Duke can’t count energy produced through the program toward its fulfillment of the state’s renewable energy standard, which means customers like Charlotte can legitimately claim their buildings are being powered by renewables, even though they aren’t buying the solar electrons directly. “These are 100% incremental megawatts, over and above what would have been done otherwise,” said Carson Harkrader, CEO of Durham-based Carolina Solar Energy.
Capped at 600 megawatts of capacity across the state for contracts signed by 2022, the program includes 100 megawatts set aside for military installations and 250 for the University of North Carolina system. Duke allotted 90 megawatts to Duke Energy Progress — which serves mostly the eastern part of the state — and 160 to Duke Energy Carolinas — serving mostly the central part of the state.
‘It penciled out’
So far, Duke has drawn only four applicants totaling 219 megawatts, all in Duke Energy Carolinas territory. Critics say that’s partially due to the program’s design flaws, some baked in to the 2017 law itself. For instance, they complain the avoided cost rate is too low and only fixed for five years rather than for the full life of the contract.
But Charlotte was eager to participate even on those terms, in part thanks to the Cities Climate Challenge. “With that support, we were able to project the rates we could expect with the program and it penciled out,” sustainability analyst Riddle said. Plus, the city put out a request for proposals and “underwent negotiations with the highest quality responders.”

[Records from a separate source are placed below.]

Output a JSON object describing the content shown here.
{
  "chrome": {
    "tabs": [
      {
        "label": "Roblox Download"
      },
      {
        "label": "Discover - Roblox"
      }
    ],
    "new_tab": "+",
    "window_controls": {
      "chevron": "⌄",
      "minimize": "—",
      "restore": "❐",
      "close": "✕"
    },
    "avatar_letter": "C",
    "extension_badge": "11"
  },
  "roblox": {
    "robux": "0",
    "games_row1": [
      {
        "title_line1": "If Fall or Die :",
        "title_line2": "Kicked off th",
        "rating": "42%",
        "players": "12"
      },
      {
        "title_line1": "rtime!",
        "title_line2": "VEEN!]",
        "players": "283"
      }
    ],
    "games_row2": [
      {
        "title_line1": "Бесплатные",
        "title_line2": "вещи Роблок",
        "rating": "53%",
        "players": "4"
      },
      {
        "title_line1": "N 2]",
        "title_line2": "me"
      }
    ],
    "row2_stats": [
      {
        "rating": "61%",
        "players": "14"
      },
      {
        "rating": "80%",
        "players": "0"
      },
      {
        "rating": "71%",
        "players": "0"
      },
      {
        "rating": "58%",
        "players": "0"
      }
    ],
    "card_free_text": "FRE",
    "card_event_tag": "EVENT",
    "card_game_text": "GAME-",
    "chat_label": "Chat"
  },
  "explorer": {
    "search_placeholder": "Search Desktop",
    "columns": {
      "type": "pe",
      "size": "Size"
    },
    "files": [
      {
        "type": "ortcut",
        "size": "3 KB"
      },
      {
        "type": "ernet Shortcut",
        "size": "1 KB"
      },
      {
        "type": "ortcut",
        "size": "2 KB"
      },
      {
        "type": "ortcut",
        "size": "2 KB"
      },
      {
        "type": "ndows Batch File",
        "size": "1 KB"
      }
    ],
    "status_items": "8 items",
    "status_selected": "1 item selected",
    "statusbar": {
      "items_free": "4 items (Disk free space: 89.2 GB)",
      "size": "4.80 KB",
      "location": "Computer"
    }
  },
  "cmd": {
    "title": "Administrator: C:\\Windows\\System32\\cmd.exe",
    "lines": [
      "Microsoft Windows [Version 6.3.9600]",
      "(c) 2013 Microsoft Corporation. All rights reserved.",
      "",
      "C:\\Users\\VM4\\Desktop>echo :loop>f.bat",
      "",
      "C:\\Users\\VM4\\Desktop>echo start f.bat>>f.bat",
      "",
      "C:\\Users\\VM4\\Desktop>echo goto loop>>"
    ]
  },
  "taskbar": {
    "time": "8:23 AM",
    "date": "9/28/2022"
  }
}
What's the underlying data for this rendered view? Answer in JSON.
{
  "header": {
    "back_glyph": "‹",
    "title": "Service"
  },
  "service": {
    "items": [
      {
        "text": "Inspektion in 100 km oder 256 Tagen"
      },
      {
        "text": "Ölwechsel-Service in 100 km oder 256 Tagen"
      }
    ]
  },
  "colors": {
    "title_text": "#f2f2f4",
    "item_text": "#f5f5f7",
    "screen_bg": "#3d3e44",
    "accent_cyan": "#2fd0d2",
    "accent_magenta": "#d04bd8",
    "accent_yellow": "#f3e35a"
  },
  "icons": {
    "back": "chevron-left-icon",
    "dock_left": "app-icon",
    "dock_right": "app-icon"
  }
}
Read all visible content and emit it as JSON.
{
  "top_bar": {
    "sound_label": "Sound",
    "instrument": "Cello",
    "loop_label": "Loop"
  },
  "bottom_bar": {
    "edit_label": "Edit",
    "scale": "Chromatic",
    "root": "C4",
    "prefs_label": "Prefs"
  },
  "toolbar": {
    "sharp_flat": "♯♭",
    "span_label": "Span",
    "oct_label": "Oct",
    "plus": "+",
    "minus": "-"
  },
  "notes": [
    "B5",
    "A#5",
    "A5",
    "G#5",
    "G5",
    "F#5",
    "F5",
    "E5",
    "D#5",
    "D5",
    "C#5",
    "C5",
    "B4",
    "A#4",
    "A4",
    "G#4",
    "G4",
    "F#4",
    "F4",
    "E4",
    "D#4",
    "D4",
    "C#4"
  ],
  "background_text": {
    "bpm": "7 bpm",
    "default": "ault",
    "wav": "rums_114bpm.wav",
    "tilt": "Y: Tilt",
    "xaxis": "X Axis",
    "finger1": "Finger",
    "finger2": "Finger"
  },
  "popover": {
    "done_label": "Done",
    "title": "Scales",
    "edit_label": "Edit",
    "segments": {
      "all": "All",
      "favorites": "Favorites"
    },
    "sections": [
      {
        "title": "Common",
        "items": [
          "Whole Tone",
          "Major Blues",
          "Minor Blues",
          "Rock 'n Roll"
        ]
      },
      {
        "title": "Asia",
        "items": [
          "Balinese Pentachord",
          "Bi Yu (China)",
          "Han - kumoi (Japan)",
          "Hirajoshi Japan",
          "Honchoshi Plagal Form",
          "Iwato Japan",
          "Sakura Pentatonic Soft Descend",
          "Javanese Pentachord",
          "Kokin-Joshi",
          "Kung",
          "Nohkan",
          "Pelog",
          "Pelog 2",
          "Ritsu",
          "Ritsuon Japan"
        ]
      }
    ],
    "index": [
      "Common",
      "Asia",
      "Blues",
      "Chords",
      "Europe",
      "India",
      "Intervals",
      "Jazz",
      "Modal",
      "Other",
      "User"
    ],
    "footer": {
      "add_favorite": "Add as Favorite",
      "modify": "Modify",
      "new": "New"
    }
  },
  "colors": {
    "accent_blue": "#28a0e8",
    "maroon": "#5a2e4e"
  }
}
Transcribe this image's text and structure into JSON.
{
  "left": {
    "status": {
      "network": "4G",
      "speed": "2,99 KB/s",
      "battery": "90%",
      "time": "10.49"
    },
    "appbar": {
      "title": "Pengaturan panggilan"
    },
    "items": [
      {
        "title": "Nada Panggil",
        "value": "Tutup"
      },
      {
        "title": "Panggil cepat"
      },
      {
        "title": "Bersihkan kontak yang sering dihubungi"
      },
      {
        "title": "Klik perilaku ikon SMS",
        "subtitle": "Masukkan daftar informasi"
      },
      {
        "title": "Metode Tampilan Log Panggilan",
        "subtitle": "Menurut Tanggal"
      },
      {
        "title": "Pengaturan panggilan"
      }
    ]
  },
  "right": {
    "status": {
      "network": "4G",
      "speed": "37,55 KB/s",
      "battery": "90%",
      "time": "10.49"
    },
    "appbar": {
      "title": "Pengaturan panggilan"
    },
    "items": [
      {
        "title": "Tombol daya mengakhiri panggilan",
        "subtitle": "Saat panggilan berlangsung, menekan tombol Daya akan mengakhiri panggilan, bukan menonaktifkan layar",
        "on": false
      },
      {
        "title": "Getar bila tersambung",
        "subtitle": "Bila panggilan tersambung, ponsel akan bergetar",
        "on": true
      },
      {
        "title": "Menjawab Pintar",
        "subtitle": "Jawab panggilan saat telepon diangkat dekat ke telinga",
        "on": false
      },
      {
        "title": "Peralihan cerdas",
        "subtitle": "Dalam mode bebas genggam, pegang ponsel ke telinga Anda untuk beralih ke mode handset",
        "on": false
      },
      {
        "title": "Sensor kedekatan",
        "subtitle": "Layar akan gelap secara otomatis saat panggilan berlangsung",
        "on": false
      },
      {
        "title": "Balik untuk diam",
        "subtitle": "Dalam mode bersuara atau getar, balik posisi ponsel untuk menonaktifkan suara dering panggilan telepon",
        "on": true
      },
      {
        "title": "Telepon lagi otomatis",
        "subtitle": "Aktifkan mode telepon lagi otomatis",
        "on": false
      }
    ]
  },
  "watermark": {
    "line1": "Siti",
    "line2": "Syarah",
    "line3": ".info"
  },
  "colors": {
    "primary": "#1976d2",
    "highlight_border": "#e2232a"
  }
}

Carolina Solar Energy was among them largely because the 2017 law helped shift solar development to the central and western parts of the state — away from the east where solar interconnection queues remain long — and Harkrader was ready. “We saw it as a new market area,” she said. For the Iredell project, “we had defined a project idea. We had taken all the early development steps needed.”
While Harkrader’s company and partner Ecoplexus will get a fixed price for 20 years, Charlotte’s projections show Duke’s avoided cost rate will inevitably rise. That means the project will cost a premium in the first ten years but save money in the latter years. Staff say the short-term costs can be absorbed by various departments’ operating budgets.
‘We’re working on it’
At least two more Green Source Advantage contracts will be signed and announced soon. The company has asked for permission to open up its Duke Energy Progress allotment to projects in Duke Energy Carolinas territory. If regulators allow it, a third project in addition to the Iredell County solar farm could go through. All told, the participants represent a “good cross section of the various sectors,” said Christy Daniel, Duke’s managing director of renewable customer solutions.
If neither the university system nor military bases apply to the program by the end of the year, another 350 megawatts will be available for cities and other large customers. One way or another, Duke is hopeful that all 600 megawatts will be utilized.
But Daniel also acknowledges the initiative may need to evolve. “Things are going to continue to develop as customers work with us to figure out what best meets their needs,” she said. “This was a really good next step along the path. Certainly, there are things we can do in the future to keep advancing the program.”
Meanwhile, Charlotte still has another 75% of its buildings to decarbonize. Asked about how it would get there, Riddle says the city is hoping Duke’s grid will get cleaner, and she and her colleagues were doing “due diligence” on exploring rooftop solar on municipal buildings and community solar. In short, she said with a small laugh indicating the enormity of the task, “We’re working on it!”